Despite the fact that anyone who holds a federally regulated mortgage in a high-risk area is legally required to hold a flood insurance policy, enforcement has proven quite difficult and a 2006 RAND Corporation report found that fewer than half of property owners in high-risk areas held policies. One reason for this is that homeowners often purchase insurance after a flood and then cancel it within two to four years, once the immediacy of the risk fades.
Long-term and community contracts for flood insurance are two approaches that could help solve this problem. Contracts of 5, 10, or 20 years – rather than the single-year policies that are currently issued – would ensure that property owners do not allow coverage to lapse as soon as the immediacy of flood risk fades from memory. Furthermore, allowing multi-year contracts to remain with a home when it is sold would help ensure coverage continuity. Packaging those long-term contracts with loans for mitigation efforts, including elevation and flood proofing, may be an effective nudge to help homeowners reduce flood losses. Community policies would be purchased by a community on behalf of all the members and could be funded through property taxes or utility fees. The bill that recently passed the Senate would require that FEMA conduct a study on how NFIP could make voluntary community-based flood insurance policies available.
Use the Private Sector to Hedge against Catastrophic Losses
As mentioned, Biggert-Waters requires that NFIP build up a reserve fund for future loss years. Depending on the timing of large floods, however, even a reasonably financed reserve fund could prove an insufficient hedge against large losses. Therefore, the NFIP should consider using the private market to protect against catastrophic claims.
Two options for private-market involvement are catastrophe bonds and reinsurance. Catastrophe bonds are financial products that pay a healthy return in normal circumstances, but require that investors sacrifice the principal if certain catastrophic conditions are met. NFIP could sell these bonds in the private market and, for example, pay a coupon on the bonds unless losses in a single year exceeded the reserve fund, in which case investors would not get paid back and NFIP could make use of those funds. Reinsurance is offered by a number of different private companies that may be willing to bear some of the risk of catastrophic losses by the NFIP – if the program can acquire the data to accurately price such coverage.
Private-market solutions could prove unrealistic if they turn out to be overly expensive or if private reinsurance issuers have stringent data requirements that NFIP cannot meet for technical or privacy reasons. As part of the suite of reforms that includes technological updates, a reserve fund, and unsubsidized rates, however, private-sector involvement might be more feasible than it has been in the past because of better data availability, a lower probability of catastrophic losses that require the private sector to pay out, and a better long-term fiscal trajectory for the program.
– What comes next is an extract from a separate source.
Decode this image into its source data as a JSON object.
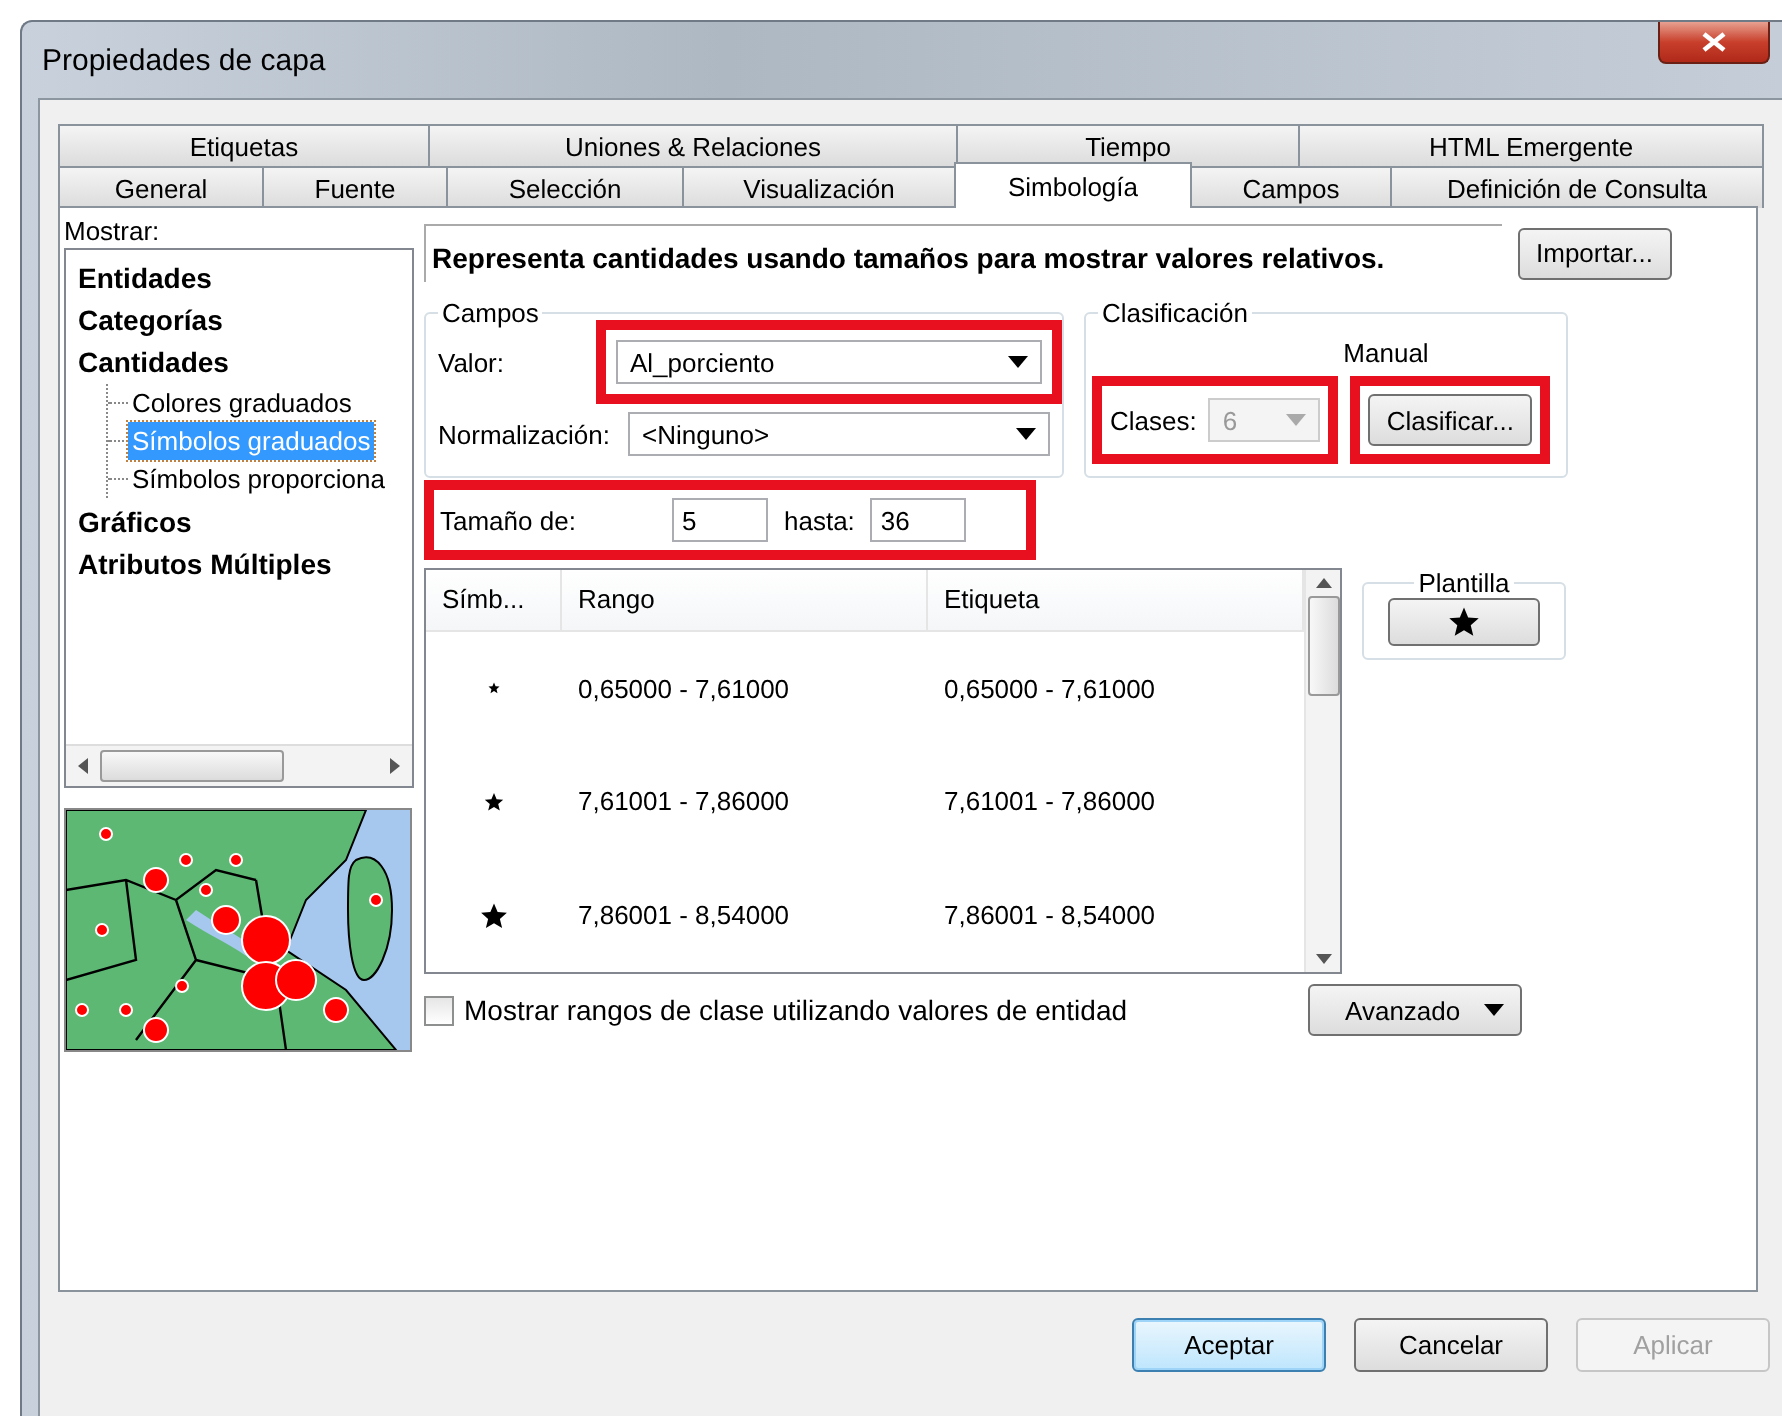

The Big Picture
NFIP is badly in need of reform, and BPC has outlined this set of changes to improve both the program’s finances and its operation. However, the most important part of these reforms is the rate increases. Absent premiums that reflect the actual risk of flood damage, NFIP is almost guaranteed to rack up further debt that will eventually have to be paid for by taxpayers.
A functioning, efficient, fair, and financially sound flood insurance program is a goal that deserves support from policymakers on both sides of the aisle, and a slow transition to unsubsidized rates with relief for lower-income homeowners is a great way to start towards that outcome.
Alex Gold and Brian Collins contributed to this post.
1 Reasons could include: the policy wasn’t purchased at the time of the law’s passage, the policy lapsed after passage, or the property was sold after passage.
2 Rate increases for non-primary residences and business properties enacted under Biggert-Waters are not facing repeal – all of those policies will soon have full-risk premiums.